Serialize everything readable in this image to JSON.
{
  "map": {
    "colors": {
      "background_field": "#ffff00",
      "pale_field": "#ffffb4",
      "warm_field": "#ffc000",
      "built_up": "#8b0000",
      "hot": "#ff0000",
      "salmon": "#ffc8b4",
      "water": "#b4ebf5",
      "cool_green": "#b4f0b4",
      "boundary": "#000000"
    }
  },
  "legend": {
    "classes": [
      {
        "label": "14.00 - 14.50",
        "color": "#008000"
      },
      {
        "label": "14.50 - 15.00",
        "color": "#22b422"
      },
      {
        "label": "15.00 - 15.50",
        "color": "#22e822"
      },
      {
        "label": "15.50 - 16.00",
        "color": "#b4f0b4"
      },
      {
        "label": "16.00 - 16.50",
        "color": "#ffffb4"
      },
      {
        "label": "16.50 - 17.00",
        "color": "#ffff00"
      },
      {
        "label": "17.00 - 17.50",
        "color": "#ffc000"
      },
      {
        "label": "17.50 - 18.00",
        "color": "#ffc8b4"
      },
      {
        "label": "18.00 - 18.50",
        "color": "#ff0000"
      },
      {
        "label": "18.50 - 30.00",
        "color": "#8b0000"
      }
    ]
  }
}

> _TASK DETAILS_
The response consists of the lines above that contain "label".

> _ANSWER BOX_
        "label": "14.00 - 14.50",
        "label": "14.50 - 15.00",
        "label": "15.00 - 15.50",
        "label": "15.50 - 16.00",
        "label": "16.00 - 16.50",
        "label": "16.50 - 17.00",
        "label": "17.00 - 17.50",
        "label": "17.50 - 18.00",
        "label": "18.00 - 18.50",
        "label": "18.50 - 30.00",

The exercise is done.